### [DESCRIPTION OF THE TASK]
Each record below is to be set down again precisely.

### [DATA SUPPLIED]
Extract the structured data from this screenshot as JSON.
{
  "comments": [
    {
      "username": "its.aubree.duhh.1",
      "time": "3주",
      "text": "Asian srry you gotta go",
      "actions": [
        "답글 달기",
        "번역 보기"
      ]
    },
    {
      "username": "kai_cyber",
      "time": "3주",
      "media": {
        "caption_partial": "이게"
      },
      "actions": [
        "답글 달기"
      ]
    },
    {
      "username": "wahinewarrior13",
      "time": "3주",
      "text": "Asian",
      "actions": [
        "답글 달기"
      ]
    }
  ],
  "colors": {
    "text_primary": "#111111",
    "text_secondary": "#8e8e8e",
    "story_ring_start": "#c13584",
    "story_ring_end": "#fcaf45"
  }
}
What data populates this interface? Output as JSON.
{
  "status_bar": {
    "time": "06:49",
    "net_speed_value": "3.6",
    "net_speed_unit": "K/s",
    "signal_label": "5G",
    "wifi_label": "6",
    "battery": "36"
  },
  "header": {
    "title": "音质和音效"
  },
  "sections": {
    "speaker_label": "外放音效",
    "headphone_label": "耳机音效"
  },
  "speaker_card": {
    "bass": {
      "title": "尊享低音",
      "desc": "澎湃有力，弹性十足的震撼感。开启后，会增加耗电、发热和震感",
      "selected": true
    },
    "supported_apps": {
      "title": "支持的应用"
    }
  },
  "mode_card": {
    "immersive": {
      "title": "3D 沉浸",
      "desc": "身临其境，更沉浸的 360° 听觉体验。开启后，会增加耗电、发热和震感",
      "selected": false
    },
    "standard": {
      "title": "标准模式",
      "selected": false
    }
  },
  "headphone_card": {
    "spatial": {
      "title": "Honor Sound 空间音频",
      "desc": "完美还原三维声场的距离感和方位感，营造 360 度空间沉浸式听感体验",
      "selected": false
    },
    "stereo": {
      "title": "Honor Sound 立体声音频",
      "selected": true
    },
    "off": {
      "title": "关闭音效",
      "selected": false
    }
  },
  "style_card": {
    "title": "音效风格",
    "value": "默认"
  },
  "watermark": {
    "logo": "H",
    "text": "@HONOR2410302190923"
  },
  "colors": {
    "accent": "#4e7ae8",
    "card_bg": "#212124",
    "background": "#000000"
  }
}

### [WRITTEN RESPONSE]
Extract the structured data from this screenshot as JSON.
{
  "comments": [
    {
      "username": "its.aubree.duhh.1",
      "time": "3주",
      "text": "Asian srry you gotta go",
      "actions": [
        "답글 달기",
        "번역 보기"
      ]
    },
    {
      "username": "kai_cyber",
      "time": "3주",
      "media": {
        "caption_partial": "이게"
      },
      "actions": [
        "답글 달기"
      ]
    },
    {
      "username": "wahinewarrior13",
      "time": "3주",
      "text": "Asian",
      "actions": [
        "답글 달기"
      ]
    }
  ],
  "colors": {
    "text_primary": "#111111",
    "text_secondary": "#8e8e8e",
    "story_ring_start": "#c13584",
    "story_ring_end": "#fcaf45"
  }
}
What data populates this interface? Output as JSON.
{
  "status_bar": {
    "time": "06:49",
    "net_speed_value": "3.6",
    "net_speed_unit": "K/s",
    "signal_label": "5G",
    "wifi_label": "6",
    "battery": "36"
  },
  "header": {
    "title": "音质和音效"
  },
  "sections": {
    "speaker_label": "外放音效",
    "headphone_label": "耳机音效"
  },
  "speaker_card": {
    "bass": {
      "title": "尊享低音",
      "desc": "澎湃有力，弹性十足的震撼感。开启后，会增加耗电、发热和震感",
      "selected": true
    },
    "supported_apps": {
      "title": "支持的应用"
    }
  },
  "mode_card": {
    "immersive": {
      "title": "3D 沉浸",
      "desc": "身临其境，更沉浸的 360° 听觉体验。开启后，会增加耗电、发热和震感",
      "selected": false
    },
    "standard": {
      "title": "标准模式",
      "selected": false
    }
  },
  "headphone_card": {
    "spatial": {
      "title": "Honor Sound 空间音频",
      "desc": "完美还原三维声场的距离感和方位感，营造 360 度空间沉浸式听感体验",
      "selected": false
    },
    "stereo": {
      "title": "Honor Sound 立体声音频",
      "selected": true
    },
    "off": {
      "title": "关闭音效",
      "selected": false
    }
  },
  "style_card": {
    "title": "音效风格",
    "value": "默认"
  },
  "watermark": {
    "logo": "H",
    "text": "@HONOR2410302190923"
  },
  "colors": {
    "accent": "#4e7ae8",
    "card_bg": "#212124",
    "background": "#000000"
  }
}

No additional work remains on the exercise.